Your instructions – Below are the records; copy out every line that holds the word "Grids".

--- Records supplied ---

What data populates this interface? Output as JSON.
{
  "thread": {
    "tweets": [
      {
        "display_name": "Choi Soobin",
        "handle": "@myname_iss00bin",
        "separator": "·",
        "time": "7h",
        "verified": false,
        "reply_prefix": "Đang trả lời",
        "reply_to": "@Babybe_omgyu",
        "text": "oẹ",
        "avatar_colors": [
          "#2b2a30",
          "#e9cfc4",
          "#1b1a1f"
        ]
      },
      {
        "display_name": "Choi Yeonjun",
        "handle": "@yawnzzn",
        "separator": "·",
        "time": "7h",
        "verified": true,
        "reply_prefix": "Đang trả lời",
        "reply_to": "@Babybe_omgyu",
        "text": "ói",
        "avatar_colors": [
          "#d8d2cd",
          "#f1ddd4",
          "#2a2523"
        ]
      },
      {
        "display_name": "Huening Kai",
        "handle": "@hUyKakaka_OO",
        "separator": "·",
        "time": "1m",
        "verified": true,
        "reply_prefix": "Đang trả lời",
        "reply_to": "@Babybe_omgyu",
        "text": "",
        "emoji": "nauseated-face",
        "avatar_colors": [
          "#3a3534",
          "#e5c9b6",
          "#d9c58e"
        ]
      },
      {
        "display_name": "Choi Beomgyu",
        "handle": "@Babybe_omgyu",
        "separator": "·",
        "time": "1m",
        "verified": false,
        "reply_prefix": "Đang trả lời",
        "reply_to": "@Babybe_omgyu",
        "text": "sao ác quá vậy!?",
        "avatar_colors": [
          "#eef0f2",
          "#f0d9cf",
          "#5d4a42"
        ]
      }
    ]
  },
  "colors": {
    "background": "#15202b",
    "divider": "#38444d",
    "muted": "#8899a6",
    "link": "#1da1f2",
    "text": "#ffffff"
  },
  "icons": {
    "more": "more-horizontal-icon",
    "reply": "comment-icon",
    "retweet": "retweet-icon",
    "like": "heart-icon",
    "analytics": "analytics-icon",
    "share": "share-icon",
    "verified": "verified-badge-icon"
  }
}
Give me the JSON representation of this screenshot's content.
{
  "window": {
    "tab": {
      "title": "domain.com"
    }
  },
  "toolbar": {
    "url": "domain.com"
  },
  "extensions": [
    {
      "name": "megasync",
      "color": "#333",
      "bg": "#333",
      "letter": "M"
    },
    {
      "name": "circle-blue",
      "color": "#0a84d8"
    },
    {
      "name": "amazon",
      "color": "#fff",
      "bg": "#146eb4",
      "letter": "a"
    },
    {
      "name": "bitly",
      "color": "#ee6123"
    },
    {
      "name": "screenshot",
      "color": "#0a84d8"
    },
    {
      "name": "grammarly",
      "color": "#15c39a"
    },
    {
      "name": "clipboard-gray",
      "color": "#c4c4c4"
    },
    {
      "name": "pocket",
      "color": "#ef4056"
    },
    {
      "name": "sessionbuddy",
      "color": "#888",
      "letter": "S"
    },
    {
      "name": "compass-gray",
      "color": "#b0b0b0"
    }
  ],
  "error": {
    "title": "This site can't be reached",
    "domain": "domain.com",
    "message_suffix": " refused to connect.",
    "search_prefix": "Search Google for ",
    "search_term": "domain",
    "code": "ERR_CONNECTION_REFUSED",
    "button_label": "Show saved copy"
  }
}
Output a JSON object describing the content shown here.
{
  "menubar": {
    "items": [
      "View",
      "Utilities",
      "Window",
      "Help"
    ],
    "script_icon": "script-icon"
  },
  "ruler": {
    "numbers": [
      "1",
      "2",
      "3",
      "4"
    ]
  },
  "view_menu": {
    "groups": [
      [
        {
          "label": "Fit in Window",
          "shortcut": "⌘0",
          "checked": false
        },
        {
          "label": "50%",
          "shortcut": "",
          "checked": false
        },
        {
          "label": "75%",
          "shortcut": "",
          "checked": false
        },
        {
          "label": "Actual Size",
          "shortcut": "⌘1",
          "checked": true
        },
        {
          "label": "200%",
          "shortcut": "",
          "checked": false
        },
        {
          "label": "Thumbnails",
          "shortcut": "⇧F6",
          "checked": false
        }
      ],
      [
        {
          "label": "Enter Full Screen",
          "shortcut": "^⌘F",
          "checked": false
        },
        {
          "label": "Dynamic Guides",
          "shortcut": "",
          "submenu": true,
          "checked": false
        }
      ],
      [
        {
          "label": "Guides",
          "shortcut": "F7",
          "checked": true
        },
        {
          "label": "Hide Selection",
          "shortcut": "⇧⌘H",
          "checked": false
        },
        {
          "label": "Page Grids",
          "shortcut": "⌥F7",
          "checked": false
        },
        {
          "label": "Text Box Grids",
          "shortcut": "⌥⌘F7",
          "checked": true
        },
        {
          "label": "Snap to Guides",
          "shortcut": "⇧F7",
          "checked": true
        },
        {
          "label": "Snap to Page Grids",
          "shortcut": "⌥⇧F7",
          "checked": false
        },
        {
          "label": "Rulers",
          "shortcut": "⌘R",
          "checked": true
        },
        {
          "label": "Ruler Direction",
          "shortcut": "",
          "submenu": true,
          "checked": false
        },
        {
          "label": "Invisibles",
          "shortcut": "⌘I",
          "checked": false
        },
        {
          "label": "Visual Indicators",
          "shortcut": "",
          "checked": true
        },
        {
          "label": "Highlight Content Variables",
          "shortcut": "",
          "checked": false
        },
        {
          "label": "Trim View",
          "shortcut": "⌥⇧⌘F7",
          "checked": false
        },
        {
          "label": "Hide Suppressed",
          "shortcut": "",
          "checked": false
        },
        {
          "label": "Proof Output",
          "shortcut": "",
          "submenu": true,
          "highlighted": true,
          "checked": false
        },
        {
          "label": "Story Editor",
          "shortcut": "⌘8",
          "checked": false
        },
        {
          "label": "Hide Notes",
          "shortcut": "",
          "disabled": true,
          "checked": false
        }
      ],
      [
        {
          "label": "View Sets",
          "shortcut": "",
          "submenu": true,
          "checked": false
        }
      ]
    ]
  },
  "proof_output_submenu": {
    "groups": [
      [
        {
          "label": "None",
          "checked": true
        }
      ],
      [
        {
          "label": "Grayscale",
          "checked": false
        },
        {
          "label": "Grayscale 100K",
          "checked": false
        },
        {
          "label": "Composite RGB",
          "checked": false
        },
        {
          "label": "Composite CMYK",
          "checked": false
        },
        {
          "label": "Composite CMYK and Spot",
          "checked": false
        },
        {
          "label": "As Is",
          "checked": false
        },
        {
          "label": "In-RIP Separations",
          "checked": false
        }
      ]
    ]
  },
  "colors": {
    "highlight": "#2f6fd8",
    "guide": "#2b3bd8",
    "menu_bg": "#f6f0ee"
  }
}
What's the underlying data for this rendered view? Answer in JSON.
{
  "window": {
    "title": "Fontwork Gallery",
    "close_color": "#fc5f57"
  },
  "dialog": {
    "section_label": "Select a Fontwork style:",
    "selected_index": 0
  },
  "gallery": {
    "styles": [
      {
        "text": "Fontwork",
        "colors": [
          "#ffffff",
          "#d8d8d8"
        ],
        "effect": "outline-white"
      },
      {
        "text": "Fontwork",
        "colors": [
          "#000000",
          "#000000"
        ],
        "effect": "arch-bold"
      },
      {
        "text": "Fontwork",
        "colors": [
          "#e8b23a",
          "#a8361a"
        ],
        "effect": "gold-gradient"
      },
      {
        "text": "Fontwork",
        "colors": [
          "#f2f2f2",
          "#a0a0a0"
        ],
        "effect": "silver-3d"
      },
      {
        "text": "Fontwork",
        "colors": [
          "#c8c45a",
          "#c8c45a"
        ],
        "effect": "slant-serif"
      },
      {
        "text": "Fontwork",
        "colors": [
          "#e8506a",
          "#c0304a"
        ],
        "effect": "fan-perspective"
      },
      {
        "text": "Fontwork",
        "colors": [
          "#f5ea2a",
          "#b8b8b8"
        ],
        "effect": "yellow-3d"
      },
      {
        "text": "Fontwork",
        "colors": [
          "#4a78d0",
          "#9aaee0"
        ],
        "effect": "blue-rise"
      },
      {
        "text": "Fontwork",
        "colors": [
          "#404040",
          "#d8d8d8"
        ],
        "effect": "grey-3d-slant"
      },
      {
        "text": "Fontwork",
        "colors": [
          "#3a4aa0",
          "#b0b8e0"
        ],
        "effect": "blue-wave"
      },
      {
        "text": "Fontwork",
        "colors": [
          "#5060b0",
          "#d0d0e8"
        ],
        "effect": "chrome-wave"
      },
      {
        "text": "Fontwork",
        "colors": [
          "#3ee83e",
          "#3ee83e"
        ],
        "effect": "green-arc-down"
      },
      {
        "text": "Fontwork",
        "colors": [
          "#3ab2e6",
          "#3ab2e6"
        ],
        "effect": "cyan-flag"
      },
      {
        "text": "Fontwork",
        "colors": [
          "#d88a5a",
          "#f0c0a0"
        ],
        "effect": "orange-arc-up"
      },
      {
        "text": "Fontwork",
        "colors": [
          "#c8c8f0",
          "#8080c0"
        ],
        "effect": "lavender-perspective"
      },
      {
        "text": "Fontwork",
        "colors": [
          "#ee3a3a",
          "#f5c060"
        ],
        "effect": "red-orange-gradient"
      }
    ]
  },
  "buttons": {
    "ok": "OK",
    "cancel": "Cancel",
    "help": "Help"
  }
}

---

Exercise answer –
          "label": "Page Grids",
          "label": "Text Box Grids",
          "label": "Snap to Page Grids",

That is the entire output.